Paragraph three (3) focuses on the appointment of an attorney and the subsequent realization that this appointment may have arguably created a conflict of interest. Although the attorney was hired to represent the board with regard to the dismissal of Superintendent Colwell, this is not enough to make this paragraph necessary to the report. Paragraph four (4) merely perpetuates a story reported b the press regarding an inquiry into allegations of mismanagement . Paragraph five (5) refers to the School Board's former policy of videotaping meetings for the public. This paragraph bares no relation to the dismissal of Superintendent Colwell, additionally, the Clayton County School Board is not required to videotape its meetings. Paragraph six (60 addresses alleged communication problems between members of the School Board. This paragraph perpetuates negative press reports of Board meetings, and has no relation to the dismissal of Superintendent Colwell. Paragraph seven (7) appears to be nothing more than a threat against School Board members which is obviously unnecessary to the report.

Beyond impermissibly attacking the character and integrity of the School Board, these paragraphs appear to be an attempt by this grand jury to usurp the School Board's power by limiting how it can act procedurally and substantively.

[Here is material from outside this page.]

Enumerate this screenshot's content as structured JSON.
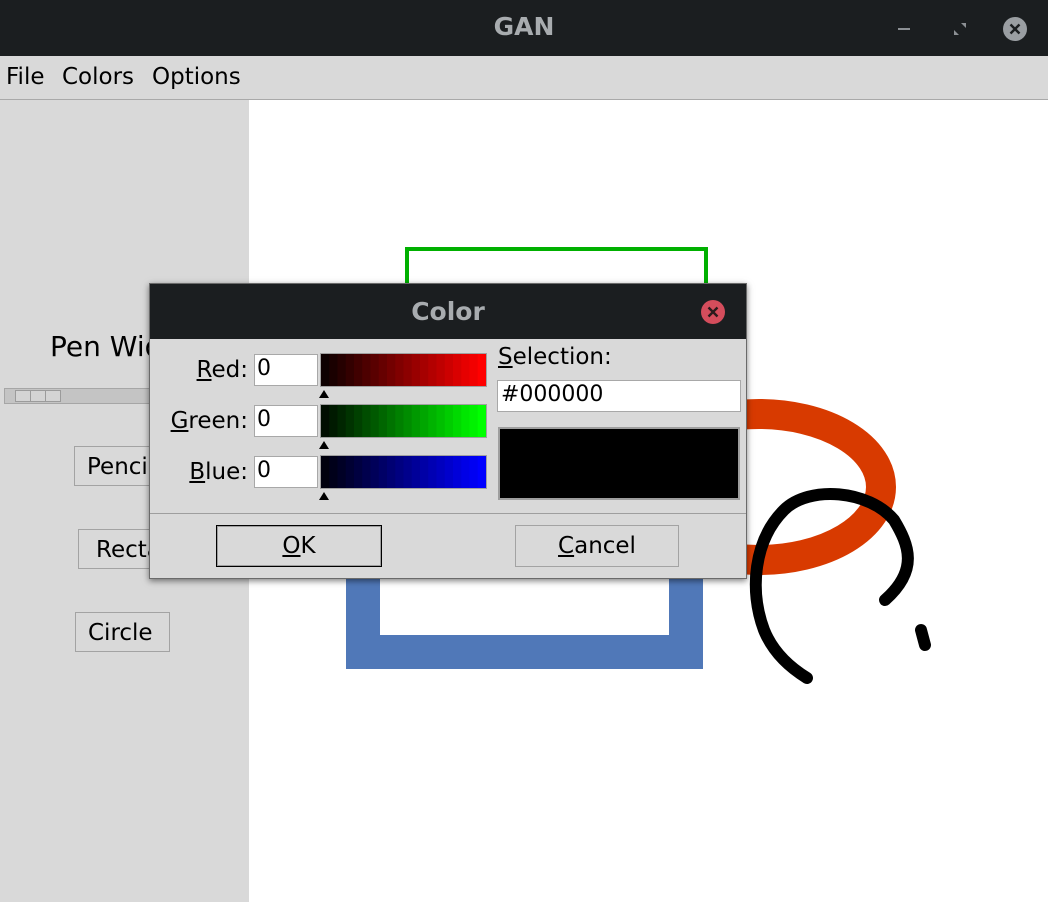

The Clayton County School Board is an autonomous authority empowered to make certain decisions within the scope of certain state and local rules and regulations. The Clayton County Grand ;Jury is not charged with the authority to dictate how the school board must act, if the Schol Board acts within the bounds of its legitimate authority; that is for the voters to decide at the ballot box. It is also clearly established that the Grand Jury should not be able to dictate how elected officials cast their votes.

The grand jury ha(s) no right to return a report charging or casting reflections of misconduct in office upon the (school board members) or impugning (their) character, without a presentment or true bill of indictment charging (them) with a specific offense against the State; and it is the right of the (school board) members who are subject of such extra-judicial report, to have it expunged from the official records See Id. (citing Harris v. Edmonds. 119 Ga. App. 305 (1969); see also In Re: Presentments of the Lowndes County Grand Jury, March 1982, 166 Ga. App 258 at 259 (1983) Several of the enumerated paragraphs charge and imply misconduct on the part of the School Board members and impermissibly impugn their character. This informal allegation of misconduct exceeds the scope of the Grand Jury's power because it fails to list specific offenses. The presentment informally accuses the board members of violating the Open Meetings Act, malfeasance in the hiring of counsel, and mismanagement which could lead to the loss of accreditation. Not only is the substance of these accusations completely unfounded and unsupported by fact, but the informal manner in which thee allegations are presented is a clear abuse of the Grand Jury's power. These allegations as presented are impermissible and should be struck from the proposed report.

The presentment prepared by the Clayton County Grand Jury is nothing more than an impermissible attack on the character and reputation of the Clayton County School Board and its members. This presentment clearly exceeds the powers granted to that body by O.C.G.A. 15-12-71, and as such should not be presented to the Court on April 30, 2003 as you have indicated it will be.

If the Grand Jury's report is submitted to the court, it is our intention to see whatever legal remedies are available to strike and challenge the legality of the Grand Jury's actions and the report. In the event that you submit the report to the Court as planned we request that you provide the Court with a copy of this letter setting forth our objections to the same. Additionally, I respectfully request that you provide us with a copy of any final report submitted to the Court.

I appreciate your consideration of my clients' position and objections to the report. If you have any questions, or you would like to discuss this matter, please do not hesitate to call me.

Charles A. Mathis Jr.